You're Heading Straight from Spinning to Happy Hour
Downing too many drinks within three hours of leaving the gym can decrease your body's production of new muscle proteins by up to 37 percent, sapping your strength gains, according to research in the journal PLOS One. Before sipping, consume at least 25 grams of protein (about the amount in a protein shake or three ounces of lean meat) immediately after working out, then stick with just one or two alcoholic beverages, suggests Evelyn B. Parr, the lead author of the study. She says this will minimize the effect that booze has on your muscles. But even before scoping out the drink list, ask for a glass of water. After exercising, you'll be dehydrated, and alcohol encourages your body to flush out water. Without enough H2O in your system, the alcohol you consume will rush straight into your blood and tissues, making you tipsy fast. As for what to drink, beer comes out on top. It has a high water volume, so it's more hydrating than other options. In fact, a recent study in the Journal of the International Society of Sports Nutrition found that runners who drank water and a moderate amount of beer rehydrated as effectively as runners who had only water. If you prefer cocktails or wine, steer clear of sugary mixed drinks, which tend be higher in calories.
You Overindulged Last Night, and You've Got a 7AM Workout Class
Plenty of people claim that the gym is the best cure for a hangover. The truth: While sweating doesn't magically flush the alcohol out of your system, "exercise could make you feel better mentally," Vingren says. But take it easy. Alcohol can cause low blood sugar, even the next morning, leaving you shaky or weak, says Melissa Leber, M.D., an assistant professor of orthopedics at the Icahn School of Medicine at Mount Sinai. Her advice: 30 to 90 minutes before you head out the door, eat something with a blood sugar–stabilizing mix of protein and carbs, like cereal with milk or a banana with peanut butter. Then wash down your breakfast with a drink that's half H20 and half sports drink or coconut water to rehydrate and replenish your electrolytes. Vingren recommends that at the gym, you opt for strength training over a cardio class; research shows that alcohol saps your aerobic ability but not your power. Continue drinking plain water whenever you feel thirsty, and if you develop dizziness, light-headedness, or a headache, call it a day, Dr. Leber says.
You're Following Boozy Brunch with an Afternoon Workout
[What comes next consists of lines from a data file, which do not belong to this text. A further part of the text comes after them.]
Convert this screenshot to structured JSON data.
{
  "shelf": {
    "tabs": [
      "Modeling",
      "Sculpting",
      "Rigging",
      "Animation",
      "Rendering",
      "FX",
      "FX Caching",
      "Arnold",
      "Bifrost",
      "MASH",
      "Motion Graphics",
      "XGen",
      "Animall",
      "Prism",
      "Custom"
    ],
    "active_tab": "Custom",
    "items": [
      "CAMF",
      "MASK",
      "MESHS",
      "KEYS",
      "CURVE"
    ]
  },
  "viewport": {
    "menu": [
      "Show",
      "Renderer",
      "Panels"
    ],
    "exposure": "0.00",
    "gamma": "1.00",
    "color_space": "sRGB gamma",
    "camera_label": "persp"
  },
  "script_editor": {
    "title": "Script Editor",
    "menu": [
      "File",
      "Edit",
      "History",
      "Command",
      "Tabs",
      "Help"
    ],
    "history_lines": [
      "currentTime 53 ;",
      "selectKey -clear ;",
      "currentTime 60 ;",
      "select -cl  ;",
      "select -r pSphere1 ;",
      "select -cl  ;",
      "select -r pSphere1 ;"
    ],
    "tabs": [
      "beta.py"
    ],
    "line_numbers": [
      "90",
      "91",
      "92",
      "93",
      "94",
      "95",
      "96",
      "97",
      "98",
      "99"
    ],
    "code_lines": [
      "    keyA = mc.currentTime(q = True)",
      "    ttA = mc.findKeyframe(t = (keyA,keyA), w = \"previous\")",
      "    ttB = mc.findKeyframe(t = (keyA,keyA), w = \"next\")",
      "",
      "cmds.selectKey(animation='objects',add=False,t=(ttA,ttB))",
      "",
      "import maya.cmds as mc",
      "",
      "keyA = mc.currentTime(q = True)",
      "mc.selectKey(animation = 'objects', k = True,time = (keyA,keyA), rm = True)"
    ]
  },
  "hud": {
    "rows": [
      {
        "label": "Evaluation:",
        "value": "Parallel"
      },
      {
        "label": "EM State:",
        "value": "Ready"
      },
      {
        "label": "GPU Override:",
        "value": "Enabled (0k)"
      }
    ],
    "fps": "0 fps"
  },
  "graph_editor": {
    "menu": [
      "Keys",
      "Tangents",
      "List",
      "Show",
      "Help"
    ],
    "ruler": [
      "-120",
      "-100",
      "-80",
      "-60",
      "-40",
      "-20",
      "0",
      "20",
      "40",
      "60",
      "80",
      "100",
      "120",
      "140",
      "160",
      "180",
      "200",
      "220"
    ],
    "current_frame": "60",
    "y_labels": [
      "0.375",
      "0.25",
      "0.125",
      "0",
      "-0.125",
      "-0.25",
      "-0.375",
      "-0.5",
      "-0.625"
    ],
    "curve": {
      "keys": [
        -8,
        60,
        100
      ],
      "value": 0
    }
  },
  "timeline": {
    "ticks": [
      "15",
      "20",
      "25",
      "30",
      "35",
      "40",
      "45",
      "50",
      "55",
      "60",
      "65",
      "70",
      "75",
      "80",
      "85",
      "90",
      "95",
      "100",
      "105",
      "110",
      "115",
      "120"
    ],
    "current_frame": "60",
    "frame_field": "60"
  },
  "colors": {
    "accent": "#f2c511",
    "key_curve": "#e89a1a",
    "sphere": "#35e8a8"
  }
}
If you're feeling even the slightest bit buzzed, skip your sweat session, Dr. Leber advises. "Alcohol impairs your motor skills, which can increase the risk of injury during a workout," she explains. The moisture-sapping effects of booze are also a concern. "When you're dehydrated, your VO2 max—the maximum volume of oxygen you can use—decreases, so your performance dips and you have an increased rate of muscle fatigue and cramping," Dr. Leber says. But if you have only one drink at brunch and down at least two glasses of water, and have one hour or longer before your class starts, you'll probably be fine. Everyone processes alcohol differently, though, so Dr. Leber suggests listening to your body and skipping the session if anything feels off.